- _Your task_
In this exercise, every entry is to be copied exactly.

- _The data_
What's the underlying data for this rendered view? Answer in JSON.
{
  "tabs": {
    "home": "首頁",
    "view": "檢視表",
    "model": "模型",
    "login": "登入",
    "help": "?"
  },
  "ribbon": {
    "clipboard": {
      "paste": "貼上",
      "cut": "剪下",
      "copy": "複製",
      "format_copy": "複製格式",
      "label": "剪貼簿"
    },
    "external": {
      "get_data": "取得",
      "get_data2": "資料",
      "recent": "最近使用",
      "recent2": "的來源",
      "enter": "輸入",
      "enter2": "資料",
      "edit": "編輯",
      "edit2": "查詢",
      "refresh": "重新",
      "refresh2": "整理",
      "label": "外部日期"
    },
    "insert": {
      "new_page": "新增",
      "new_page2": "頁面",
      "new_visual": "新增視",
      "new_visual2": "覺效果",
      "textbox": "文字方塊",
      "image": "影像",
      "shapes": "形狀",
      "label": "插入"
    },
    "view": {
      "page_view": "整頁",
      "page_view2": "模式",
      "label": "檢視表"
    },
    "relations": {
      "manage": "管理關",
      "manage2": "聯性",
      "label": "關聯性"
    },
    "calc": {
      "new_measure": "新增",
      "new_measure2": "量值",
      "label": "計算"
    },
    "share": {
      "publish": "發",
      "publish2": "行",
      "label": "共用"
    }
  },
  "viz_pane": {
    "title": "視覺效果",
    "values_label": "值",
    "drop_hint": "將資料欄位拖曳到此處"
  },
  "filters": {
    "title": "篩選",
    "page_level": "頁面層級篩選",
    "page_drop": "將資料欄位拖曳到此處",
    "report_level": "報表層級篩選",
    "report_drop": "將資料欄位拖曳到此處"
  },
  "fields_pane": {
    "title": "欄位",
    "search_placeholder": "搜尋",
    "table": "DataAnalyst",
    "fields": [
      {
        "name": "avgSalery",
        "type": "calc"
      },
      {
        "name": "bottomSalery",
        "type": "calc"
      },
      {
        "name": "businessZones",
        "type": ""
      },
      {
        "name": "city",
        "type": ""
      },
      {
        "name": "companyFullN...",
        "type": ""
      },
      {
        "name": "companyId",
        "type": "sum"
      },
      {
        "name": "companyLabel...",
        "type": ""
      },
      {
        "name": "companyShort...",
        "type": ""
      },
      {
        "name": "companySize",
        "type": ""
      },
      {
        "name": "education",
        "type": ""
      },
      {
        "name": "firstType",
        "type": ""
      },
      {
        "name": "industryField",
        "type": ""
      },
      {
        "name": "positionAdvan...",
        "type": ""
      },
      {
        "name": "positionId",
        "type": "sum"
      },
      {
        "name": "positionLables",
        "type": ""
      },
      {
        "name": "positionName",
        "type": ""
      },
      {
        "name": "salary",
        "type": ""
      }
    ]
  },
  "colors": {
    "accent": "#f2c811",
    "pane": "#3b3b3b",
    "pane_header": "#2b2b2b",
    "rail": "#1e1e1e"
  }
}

- _Exercise solution_
What's the underlying data for this rendered view? Answer in JSON.
{
  "tabs": {
    "home": "首頁",
    "view": "檢視表",
    "model": "模型",
    "login": "登入",
    "help": "?"
  },
  "ribbon": {
    "clipboard": {
      "paste": "貼上",
      "cut": "剪下",
      "copy": "複製",
      "format_copy": "複製格式",
      "label": "剪貼簿"
    },
    "external": {
      "get_data": "取得",
      "get_data2": "資料",
      "recent": "最近使用",
      "recent2": "的來源",
      "enter": "輸入",
      "enter2": "資料",
      "edit": "編輯",
      "edit2": "查詢",
      "refresh": "重新",
      "refresh2": "整理",
      "label": "外部日期"
    },
    "insert": {
      "new_page": "新增",
      "new_page2": "頁面",
      "new_visual": "新增視",
      "new_visual2": "覺效果",
      "textbox": "文字方塊",
      "image": "影像",
      "shapes": "形狀",
      "label": "插入"
    },
    "view": {
      "page_view": "整頁",
      "page_view2": "模式",
      "label": "檢視表"
    },
    "relations": {
      "manage": "管理關",
      "manage2": "聯性",
      "label": "關聯性"
    },
    "calc": {
      "new_measure": "新增",
      "new_measure2": "量值",
      "label": "計算"
    },
    "share": {
      "publish": "發",
      "publish2": "行",
      "label": "共用"
    }
  },
  "viz_pane": {
    "title": "視覺效果",
    "values_label": "值",
    "drop_hint": "將資料欄位拖曳到此處"
  },
  "filters": {
    "title": "篩選",
    "page_level": "頁面層級篩選",
    "page_drop": "將資料欄位拖曳到此處",
    "report_level": "報表層級篩選",
    "report_drop": "將資料欄位拖曳到此處"
  },
  "fields_pane": {
    "title": "欄位",
    "search_placeholder": "搜尋",
    "table": "DataAnalyst",
    "fields": [
      {
        "name": "avgSalery",
        "type": "calc"
      },
      {
        "name": "bottomSalery",
        "type": "calc"
      },
      {
        "name": "businessZones",
        "type": ""
      },
      {
        "name": "city",
        "type": ""
      },
      {
        "name": "companyFullN...",
        "type": ""
      },
      {
        "name": "companyId",
        "type": "sum"
      },
      {
        "name": "companyLabel...",
        "type": ""
      },
      {
        "name": "companyShort...",
        "type": ""
      },
      {
        "name": "companySize",
        "type": ""
      },
      {
        "name": "education",
        "type": ""
      },
      {
        "name": "firstType",
        "type": ""
      },
      {
        "name": "industryField",
        "type": ""
      },
      {
        "name": "positionAdvan...",
        "type": ""
      },
      {
        "name": "positionId",
        "type": "sum"
      },
      {
        "name": "positionLables",
        "type": ""
      },
      {
        "name": "positionName",
        "type": ""
      },
      {
        "name": "salary",
        "type": ""
      }
    ]
  },
  "colors": {
    "accent": "#f2c811",
    "pane": "#3b3b3b",
    "pane_header": "#2b2b2b",
    "rail": "#1e1e1e"
  }
}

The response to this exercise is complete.